*** Opening Extracted entries ***

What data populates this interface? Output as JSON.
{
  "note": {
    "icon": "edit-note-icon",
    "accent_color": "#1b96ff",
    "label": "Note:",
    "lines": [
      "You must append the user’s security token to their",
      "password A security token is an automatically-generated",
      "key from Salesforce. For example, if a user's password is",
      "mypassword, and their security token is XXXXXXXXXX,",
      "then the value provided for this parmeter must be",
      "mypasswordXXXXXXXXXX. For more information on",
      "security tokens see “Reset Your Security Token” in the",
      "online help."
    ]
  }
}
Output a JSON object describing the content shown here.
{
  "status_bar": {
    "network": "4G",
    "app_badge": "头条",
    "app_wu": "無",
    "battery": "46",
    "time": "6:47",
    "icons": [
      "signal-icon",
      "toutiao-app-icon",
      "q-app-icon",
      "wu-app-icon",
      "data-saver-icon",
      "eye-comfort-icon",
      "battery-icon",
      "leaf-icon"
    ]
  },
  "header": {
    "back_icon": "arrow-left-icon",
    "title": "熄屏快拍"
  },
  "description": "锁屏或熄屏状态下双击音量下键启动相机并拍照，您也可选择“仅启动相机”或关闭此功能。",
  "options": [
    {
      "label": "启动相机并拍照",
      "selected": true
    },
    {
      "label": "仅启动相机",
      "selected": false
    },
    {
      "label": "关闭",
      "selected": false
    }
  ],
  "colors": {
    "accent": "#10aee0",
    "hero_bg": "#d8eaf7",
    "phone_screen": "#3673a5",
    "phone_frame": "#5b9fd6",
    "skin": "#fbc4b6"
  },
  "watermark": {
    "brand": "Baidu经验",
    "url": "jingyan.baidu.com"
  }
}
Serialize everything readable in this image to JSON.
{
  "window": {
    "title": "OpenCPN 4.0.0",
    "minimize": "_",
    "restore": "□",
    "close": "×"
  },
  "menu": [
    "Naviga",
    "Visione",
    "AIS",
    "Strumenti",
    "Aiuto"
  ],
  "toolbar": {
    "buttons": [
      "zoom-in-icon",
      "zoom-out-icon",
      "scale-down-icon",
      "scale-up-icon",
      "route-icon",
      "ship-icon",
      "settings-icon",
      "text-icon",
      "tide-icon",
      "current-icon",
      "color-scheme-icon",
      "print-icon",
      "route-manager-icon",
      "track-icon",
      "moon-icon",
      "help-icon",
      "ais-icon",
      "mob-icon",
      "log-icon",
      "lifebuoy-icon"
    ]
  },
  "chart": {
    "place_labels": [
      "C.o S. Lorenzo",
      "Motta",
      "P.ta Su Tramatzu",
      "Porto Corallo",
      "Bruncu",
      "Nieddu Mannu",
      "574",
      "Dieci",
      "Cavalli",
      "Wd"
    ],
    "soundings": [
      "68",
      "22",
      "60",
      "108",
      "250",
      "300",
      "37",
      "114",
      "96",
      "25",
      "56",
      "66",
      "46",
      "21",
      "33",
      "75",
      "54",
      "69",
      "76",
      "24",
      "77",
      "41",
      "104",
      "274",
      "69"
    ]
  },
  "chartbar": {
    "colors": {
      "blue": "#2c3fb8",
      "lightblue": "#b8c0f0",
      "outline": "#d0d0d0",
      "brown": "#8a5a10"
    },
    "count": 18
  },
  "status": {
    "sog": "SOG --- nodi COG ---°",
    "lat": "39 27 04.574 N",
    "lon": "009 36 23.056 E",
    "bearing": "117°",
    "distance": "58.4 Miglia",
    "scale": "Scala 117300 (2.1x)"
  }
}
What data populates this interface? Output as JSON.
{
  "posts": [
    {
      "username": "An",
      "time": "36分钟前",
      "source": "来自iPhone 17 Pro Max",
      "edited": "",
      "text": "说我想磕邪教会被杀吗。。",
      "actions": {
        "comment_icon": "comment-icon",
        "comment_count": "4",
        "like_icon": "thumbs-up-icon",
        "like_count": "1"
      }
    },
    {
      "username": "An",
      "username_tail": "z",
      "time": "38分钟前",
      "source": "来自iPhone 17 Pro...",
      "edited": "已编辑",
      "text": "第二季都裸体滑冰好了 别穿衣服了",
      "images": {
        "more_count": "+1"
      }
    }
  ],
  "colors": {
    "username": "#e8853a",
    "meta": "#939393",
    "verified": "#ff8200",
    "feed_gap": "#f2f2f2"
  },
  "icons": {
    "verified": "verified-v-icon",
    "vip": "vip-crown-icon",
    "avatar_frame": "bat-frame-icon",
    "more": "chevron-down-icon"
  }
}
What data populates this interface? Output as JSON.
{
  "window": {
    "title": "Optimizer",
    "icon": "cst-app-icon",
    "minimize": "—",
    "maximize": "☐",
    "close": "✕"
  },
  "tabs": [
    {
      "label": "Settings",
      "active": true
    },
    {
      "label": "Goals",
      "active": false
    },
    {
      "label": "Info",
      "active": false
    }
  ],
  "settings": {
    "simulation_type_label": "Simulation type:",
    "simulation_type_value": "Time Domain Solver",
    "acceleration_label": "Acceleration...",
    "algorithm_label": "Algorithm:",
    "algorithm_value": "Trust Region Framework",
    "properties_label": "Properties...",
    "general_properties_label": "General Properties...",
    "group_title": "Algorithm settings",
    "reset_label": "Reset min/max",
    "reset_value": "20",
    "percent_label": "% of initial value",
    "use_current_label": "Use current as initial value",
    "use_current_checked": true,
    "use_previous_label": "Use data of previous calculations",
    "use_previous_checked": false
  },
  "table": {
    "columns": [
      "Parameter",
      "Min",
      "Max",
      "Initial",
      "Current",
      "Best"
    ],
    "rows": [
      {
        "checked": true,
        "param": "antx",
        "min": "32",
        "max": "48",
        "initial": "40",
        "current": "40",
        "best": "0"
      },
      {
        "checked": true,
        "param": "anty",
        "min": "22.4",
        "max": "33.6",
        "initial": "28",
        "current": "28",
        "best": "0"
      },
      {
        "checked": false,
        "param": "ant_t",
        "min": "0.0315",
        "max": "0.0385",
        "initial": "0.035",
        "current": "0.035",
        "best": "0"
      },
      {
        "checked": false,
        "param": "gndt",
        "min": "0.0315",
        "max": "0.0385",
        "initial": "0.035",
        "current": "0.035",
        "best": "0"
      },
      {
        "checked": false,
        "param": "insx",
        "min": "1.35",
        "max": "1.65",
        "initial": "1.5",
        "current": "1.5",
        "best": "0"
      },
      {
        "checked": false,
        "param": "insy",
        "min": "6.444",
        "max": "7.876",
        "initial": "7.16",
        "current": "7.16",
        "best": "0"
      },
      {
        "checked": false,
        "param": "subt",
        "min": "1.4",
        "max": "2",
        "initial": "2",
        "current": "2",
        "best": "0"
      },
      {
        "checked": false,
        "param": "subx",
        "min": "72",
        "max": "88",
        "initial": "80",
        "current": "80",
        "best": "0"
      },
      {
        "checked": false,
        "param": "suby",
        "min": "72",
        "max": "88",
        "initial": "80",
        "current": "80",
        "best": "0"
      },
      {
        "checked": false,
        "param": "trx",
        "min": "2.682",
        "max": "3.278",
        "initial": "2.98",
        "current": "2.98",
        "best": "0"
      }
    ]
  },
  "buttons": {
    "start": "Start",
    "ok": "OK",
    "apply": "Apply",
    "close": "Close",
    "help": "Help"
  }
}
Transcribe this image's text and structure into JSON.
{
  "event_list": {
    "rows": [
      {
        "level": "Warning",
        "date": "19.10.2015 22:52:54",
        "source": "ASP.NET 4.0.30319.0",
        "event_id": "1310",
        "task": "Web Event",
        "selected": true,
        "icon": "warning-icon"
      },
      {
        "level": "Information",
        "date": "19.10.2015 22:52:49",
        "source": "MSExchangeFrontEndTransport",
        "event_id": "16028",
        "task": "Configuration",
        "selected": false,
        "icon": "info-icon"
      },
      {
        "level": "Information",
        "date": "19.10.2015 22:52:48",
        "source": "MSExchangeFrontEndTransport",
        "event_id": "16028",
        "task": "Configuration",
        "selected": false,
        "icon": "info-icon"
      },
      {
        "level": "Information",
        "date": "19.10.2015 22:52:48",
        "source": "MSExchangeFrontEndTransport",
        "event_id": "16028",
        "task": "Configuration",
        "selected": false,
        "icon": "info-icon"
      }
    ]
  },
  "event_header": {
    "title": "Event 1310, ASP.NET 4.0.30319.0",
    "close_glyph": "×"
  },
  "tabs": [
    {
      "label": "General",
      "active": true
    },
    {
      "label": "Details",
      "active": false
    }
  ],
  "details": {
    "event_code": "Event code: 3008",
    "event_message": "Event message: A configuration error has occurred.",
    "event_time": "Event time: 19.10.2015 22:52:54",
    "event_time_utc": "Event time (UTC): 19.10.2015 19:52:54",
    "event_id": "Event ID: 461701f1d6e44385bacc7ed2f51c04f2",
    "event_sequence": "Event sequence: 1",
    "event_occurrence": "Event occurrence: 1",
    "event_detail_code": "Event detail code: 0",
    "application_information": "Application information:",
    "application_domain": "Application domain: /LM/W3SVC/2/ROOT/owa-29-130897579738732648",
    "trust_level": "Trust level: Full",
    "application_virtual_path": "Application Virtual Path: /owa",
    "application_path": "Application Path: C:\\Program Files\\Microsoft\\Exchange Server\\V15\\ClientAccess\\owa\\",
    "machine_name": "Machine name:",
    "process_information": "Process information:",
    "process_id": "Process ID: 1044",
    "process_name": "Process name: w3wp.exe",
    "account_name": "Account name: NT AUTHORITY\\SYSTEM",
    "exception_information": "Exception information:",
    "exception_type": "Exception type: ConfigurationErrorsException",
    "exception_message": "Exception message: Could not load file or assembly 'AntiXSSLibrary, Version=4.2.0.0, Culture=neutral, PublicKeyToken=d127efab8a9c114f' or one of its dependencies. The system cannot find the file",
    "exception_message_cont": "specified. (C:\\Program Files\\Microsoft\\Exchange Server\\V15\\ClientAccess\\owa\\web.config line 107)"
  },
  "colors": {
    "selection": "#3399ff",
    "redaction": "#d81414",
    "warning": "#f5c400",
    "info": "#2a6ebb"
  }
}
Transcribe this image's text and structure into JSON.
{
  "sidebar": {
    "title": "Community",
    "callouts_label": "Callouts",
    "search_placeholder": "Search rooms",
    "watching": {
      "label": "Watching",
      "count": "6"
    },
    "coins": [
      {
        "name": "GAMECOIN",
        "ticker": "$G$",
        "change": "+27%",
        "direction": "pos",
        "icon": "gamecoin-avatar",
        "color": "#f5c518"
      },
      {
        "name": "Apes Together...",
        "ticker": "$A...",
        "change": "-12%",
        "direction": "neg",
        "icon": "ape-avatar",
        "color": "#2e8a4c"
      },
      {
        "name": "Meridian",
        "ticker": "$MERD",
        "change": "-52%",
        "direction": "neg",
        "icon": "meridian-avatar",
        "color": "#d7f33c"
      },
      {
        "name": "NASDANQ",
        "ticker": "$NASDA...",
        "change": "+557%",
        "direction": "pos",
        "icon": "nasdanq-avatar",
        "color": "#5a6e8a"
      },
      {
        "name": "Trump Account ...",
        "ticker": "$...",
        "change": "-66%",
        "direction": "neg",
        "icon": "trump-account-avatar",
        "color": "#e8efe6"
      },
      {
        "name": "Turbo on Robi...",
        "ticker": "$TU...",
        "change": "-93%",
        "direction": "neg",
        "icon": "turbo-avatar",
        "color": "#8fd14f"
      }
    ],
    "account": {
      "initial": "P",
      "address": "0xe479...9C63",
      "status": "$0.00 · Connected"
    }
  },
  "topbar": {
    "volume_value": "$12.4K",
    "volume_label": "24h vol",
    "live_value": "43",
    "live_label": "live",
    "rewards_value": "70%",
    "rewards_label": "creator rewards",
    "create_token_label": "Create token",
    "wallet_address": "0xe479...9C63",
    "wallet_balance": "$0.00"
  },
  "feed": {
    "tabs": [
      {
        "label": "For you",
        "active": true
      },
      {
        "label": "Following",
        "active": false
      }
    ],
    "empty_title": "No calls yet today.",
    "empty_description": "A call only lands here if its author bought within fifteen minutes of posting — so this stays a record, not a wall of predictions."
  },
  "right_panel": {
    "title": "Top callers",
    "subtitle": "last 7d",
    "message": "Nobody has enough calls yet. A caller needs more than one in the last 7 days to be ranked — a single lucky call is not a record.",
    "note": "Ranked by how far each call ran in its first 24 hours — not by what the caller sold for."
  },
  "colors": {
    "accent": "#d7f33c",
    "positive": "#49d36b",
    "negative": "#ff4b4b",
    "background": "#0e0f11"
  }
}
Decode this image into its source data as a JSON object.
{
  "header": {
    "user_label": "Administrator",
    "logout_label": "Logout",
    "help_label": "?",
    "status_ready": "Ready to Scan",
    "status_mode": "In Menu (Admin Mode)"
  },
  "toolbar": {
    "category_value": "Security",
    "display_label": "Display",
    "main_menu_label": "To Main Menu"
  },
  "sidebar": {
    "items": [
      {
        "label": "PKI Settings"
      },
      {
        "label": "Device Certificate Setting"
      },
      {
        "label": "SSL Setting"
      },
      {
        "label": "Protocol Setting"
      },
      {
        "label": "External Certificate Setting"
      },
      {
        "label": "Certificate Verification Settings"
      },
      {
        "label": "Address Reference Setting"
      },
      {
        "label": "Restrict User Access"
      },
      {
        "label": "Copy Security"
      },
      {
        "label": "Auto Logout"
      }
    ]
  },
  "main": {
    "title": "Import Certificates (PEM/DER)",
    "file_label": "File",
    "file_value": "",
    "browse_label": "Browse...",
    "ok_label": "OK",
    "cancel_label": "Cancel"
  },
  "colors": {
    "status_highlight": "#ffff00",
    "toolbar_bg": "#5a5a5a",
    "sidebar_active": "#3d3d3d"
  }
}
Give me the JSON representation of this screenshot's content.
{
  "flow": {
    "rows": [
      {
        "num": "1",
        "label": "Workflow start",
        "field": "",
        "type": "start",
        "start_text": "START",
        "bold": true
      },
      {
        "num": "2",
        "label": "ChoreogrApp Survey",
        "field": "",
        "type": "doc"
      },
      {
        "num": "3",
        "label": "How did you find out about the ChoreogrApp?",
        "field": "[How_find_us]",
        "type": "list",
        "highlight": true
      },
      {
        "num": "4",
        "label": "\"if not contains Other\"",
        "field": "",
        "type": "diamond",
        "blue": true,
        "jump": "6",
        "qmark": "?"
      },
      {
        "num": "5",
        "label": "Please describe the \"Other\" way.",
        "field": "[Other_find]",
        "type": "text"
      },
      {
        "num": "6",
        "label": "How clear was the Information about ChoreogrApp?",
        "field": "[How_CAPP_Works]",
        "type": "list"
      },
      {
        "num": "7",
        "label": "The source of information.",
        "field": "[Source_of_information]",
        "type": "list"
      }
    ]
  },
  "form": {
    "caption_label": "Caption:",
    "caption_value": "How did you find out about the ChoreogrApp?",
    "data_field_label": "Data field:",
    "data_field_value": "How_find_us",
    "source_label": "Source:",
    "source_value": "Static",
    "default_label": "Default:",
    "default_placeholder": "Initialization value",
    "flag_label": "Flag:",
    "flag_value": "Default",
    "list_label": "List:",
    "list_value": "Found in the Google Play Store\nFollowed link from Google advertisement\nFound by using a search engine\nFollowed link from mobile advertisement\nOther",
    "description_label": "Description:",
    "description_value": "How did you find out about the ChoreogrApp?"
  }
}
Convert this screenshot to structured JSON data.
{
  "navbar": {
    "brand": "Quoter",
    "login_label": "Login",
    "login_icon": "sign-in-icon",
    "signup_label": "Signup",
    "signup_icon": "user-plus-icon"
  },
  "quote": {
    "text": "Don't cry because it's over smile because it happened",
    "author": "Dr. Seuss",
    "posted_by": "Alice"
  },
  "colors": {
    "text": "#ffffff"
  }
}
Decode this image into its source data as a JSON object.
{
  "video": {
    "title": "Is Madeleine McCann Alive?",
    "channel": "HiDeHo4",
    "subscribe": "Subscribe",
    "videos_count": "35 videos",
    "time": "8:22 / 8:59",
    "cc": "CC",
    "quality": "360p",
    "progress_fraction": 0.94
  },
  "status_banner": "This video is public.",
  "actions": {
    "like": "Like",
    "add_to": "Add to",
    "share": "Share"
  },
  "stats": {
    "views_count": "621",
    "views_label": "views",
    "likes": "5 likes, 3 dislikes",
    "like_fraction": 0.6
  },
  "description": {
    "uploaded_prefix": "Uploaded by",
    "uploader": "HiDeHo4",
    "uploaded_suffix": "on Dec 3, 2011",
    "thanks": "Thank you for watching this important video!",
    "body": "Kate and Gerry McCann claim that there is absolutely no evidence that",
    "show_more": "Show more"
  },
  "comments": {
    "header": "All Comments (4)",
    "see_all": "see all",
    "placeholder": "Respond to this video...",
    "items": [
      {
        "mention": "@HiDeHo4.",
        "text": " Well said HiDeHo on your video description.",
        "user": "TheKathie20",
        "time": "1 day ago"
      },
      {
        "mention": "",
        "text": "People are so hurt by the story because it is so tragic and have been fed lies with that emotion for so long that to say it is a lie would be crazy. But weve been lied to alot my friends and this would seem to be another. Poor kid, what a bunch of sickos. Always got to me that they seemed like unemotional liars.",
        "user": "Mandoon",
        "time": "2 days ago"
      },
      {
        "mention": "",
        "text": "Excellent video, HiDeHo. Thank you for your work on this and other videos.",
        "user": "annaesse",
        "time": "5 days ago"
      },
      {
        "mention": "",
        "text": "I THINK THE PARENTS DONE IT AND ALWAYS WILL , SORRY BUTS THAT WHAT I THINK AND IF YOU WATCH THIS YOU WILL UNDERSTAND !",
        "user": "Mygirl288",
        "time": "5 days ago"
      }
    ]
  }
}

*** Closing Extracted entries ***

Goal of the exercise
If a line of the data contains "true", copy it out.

Exercise solution
      "selected": true
      "active": true
    "use_current_checked": true,
        "checked": true,
        "checked": true,
        "selected": true,
      "active": true
        "active": true
        "bold": true
        "highlight": true
        "blue": true,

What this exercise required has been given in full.